● **About this task**
Among the lines of the listing below, count those with the string "Megatrends". Give the number and no commentary.

● **Records for the task**

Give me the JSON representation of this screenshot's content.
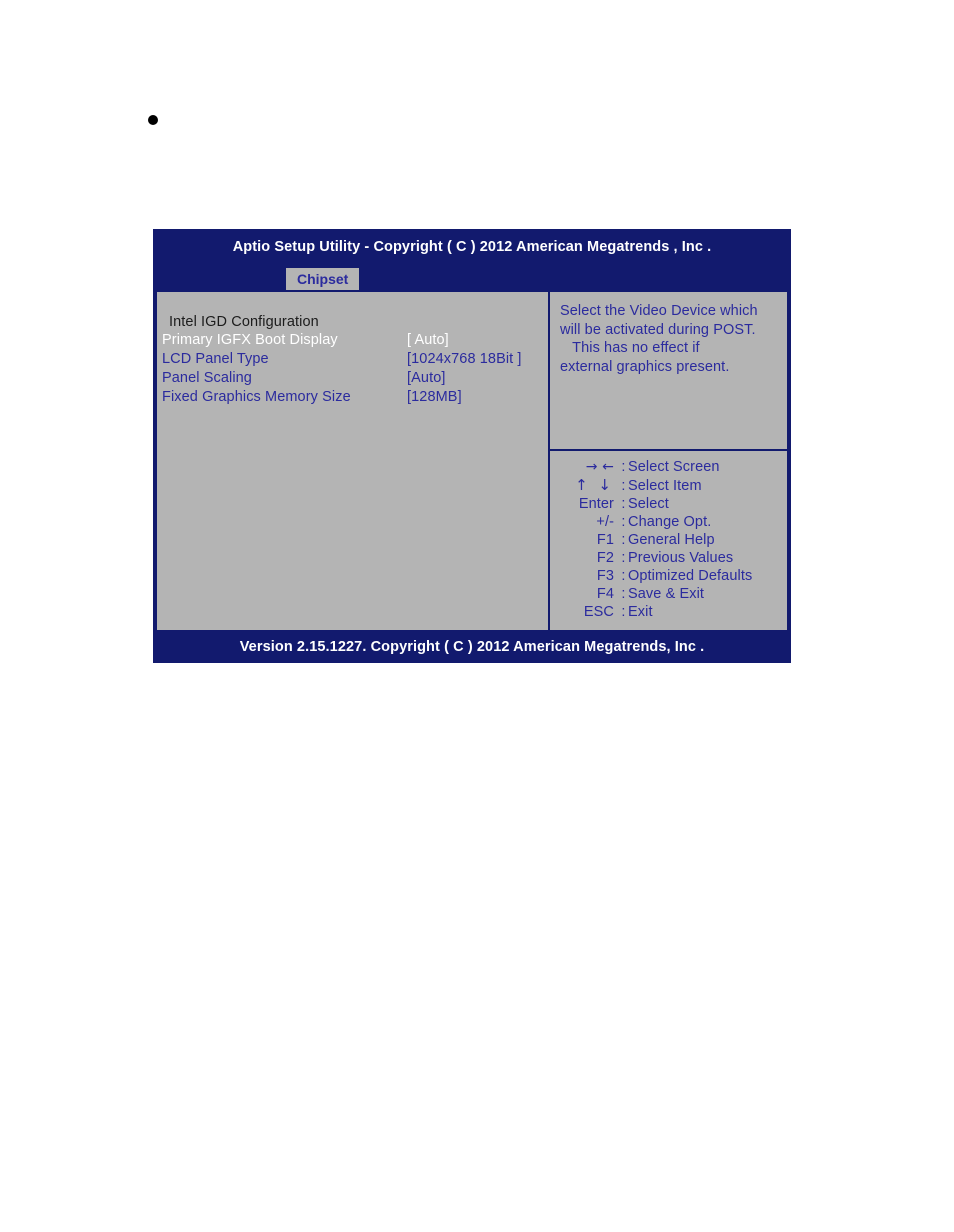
{
  "page": {
    "bullet": "•"
  },
  "bios": {
    "title": "Aptio Setup Utility - Copyright ( C ) 2012 American Megatrends , Inc .",
    "tab": "Chipset",
    "footer": "Version 2.15.1227. Copyright ( C ) 2012 American Megatrends, Inc .",
    "section_heading": "Intel IGD Configuration",
    "settings": [
      {
        "label": "Primary IGFX Boot Display",
        "value": "[ Auto]",
        "selected": true
      },
      {
        "label": "LCD Panel Type",
        "value": "[1024x768  18Bit ]",
        "selected": false
      },
      {
        "label": "Panel Scaling",
        "value": "[Auto]",
        "selected": false
      },
      {
        "label": "Fixed Graphics Memory Size",
        "value": "[128MB]",
        "selected": false
      }
    ],
    "help_lines": [
      "Select the Video Device which",
      "will be activated during POST.",
      "   This has no effect if",
      "external graphics present."
    ],
    "legend": [
      {
        "key": "→ ←",
        "sep": ":",
        "label": "Select Screen",
        "glyph": "horiz"
      },
      {
        "key": "↑ ↓",
        "sep": ":",
        "label": "Select Item",
        "glyph": "vert"
      },
      {
        "key": "Enter",
        "sep": ":",
        "label": "Select",
        "glyph": "none"
      },
      {
        "key": "+/-",
        "sep": ":",
        "label": "Change Opt.",
        "glyph": "none"
      },
      {
        "key": "F1",
        "sep": ":",
        "label": "General Help",
        "glyph": "none"
      },
      {
        "key": "F2",
        "sep": ":",
        "label": "Previous Values",
        "glyph": "none"
      },
      {
        "key": "F3",
        "sep": ":",
        "label": "Optimized Defaults",
        "glyph": "none"
      },
      {
        "key": "F4",
        "sep": ":",
        "label": "Save & Exit",
        "glyph": "none"
      },
      {
        "key": "ESC",
        "sep": ":",
        "label": "Exit",
        "glyph": "none"
      }
    ],
    "colors": {
      "window_bg": "#121a6e",
      "pane_bg": "#b4b4b4",
      "text_blue": "#2b2b9e",
      "text_white": "#ffffff",
      "heading_dark": "#1c1c1c"
    }
  }
}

● **Response to the exercise**
2